◆ Task goal
Give the number of lines in this listing that contain "time", with no other words.
--- START ---
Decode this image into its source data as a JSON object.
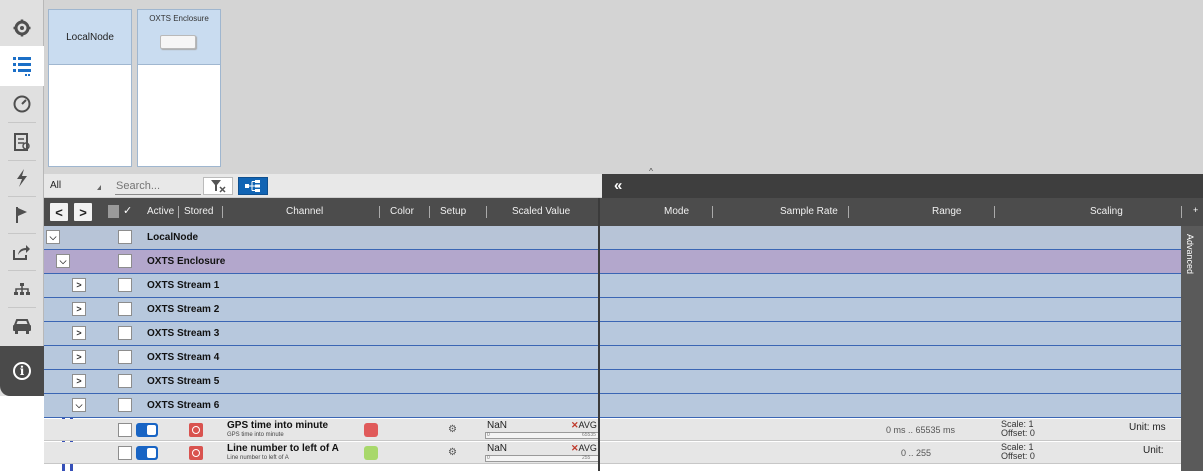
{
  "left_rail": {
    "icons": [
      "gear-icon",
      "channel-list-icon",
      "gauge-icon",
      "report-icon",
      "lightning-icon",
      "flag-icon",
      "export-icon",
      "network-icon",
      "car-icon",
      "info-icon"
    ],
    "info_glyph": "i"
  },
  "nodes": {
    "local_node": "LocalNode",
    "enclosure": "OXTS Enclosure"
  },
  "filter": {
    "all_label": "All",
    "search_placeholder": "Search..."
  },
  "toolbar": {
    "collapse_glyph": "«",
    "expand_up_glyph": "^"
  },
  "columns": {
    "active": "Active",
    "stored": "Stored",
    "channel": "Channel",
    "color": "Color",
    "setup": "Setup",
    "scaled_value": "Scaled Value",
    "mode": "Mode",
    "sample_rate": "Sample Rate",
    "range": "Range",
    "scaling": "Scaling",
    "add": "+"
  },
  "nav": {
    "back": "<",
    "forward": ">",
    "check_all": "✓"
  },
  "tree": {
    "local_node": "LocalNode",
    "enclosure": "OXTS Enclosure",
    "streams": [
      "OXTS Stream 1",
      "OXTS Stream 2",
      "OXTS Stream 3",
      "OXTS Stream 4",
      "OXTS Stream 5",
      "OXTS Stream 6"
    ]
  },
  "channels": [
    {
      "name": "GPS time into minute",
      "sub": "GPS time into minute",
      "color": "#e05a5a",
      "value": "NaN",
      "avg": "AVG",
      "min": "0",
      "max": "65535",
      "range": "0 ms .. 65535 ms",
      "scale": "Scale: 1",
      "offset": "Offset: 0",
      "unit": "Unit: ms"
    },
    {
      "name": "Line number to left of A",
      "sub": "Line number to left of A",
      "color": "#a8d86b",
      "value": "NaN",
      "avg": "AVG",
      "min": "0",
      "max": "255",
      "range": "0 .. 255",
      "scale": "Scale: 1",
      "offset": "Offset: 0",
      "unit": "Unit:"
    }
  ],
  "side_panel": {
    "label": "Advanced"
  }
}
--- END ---
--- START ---
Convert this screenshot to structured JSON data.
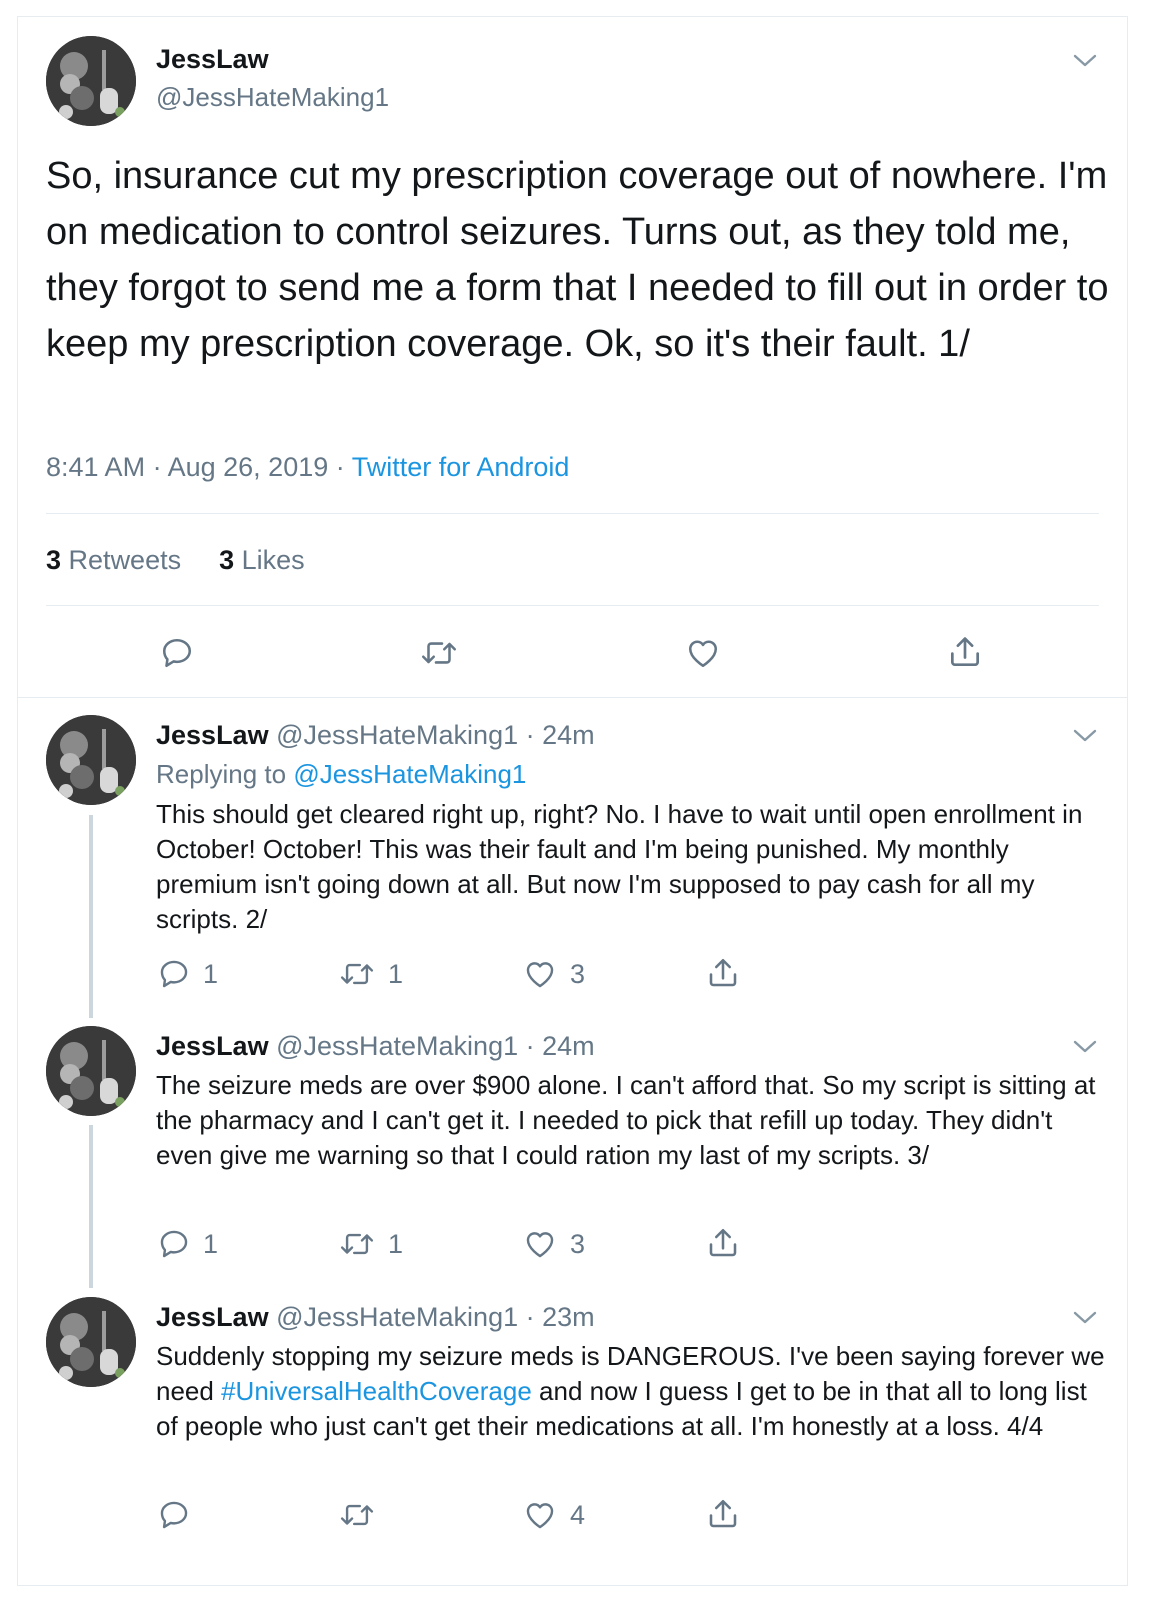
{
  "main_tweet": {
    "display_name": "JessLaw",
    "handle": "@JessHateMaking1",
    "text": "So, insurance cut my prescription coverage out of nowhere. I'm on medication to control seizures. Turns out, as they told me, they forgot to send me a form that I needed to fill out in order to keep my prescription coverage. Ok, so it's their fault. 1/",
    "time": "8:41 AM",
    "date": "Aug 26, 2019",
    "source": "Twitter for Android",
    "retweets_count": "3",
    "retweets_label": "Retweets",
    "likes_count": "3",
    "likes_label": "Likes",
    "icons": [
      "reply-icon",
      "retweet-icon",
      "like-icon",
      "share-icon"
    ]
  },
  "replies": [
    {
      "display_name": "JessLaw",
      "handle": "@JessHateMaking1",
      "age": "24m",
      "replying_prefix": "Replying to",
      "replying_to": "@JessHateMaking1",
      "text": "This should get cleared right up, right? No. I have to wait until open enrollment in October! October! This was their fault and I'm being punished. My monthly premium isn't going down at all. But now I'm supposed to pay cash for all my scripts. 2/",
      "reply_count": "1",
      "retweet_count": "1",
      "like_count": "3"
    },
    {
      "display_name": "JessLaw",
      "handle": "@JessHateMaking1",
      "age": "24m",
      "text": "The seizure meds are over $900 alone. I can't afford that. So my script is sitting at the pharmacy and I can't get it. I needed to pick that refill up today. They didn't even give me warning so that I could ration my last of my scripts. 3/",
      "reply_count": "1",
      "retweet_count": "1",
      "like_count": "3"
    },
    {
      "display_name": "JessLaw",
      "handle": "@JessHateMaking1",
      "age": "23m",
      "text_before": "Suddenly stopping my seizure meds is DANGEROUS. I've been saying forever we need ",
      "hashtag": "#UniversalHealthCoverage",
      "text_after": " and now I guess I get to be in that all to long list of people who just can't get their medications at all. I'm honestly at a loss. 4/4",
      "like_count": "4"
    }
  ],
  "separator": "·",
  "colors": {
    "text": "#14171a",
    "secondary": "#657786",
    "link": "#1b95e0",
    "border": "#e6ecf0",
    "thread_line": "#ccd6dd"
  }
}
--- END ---
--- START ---
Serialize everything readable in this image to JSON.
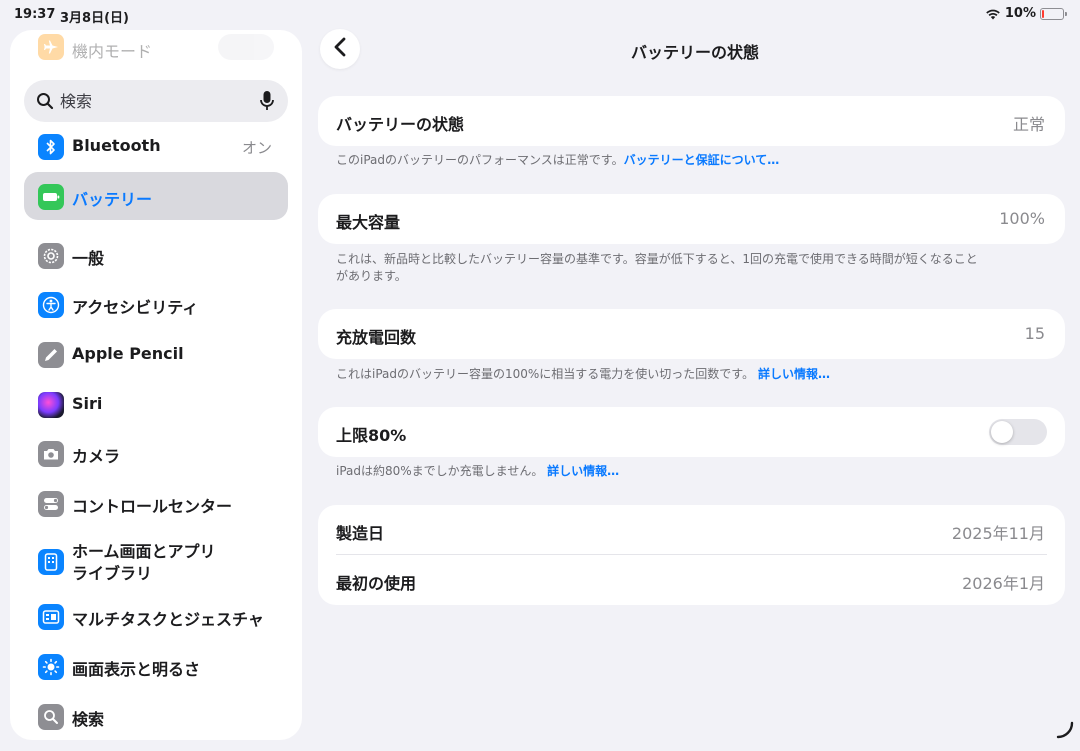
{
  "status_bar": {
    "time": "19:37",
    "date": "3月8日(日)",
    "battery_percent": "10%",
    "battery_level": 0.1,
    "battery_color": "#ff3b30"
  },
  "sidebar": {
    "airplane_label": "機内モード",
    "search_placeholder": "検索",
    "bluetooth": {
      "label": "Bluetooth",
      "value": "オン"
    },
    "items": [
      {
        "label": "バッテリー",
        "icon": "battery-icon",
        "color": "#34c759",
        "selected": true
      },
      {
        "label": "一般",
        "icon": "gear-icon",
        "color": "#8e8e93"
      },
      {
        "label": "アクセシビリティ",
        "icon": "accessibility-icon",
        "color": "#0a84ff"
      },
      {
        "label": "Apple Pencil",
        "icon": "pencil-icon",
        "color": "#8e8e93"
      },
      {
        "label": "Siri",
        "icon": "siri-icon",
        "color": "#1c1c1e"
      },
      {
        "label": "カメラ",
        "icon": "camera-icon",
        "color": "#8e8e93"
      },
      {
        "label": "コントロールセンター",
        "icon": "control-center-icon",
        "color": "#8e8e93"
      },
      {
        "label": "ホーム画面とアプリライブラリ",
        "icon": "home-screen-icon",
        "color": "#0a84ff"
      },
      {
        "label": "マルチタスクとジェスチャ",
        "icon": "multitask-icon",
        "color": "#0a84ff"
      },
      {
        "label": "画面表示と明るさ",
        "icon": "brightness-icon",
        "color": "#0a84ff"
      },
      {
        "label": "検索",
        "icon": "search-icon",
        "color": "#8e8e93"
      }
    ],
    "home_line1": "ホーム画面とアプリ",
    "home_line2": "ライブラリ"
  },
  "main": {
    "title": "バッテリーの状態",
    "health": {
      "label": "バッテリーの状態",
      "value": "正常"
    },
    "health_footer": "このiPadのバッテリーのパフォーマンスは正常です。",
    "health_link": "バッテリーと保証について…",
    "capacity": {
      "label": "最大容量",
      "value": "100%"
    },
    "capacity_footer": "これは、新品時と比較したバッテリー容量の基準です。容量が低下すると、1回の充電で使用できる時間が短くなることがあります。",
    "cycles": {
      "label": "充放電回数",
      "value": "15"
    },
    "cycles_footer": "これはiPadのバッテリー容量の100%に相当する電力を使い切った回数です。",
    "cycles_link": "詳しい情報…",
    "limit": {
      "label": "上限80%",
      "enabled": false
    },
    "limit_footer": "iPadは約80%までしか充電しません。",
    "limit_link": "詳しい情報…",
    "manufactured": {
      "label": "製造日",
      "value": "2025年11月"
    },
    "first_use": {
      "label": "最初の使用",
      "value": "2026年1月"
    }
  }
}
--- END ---
◆ Task result
4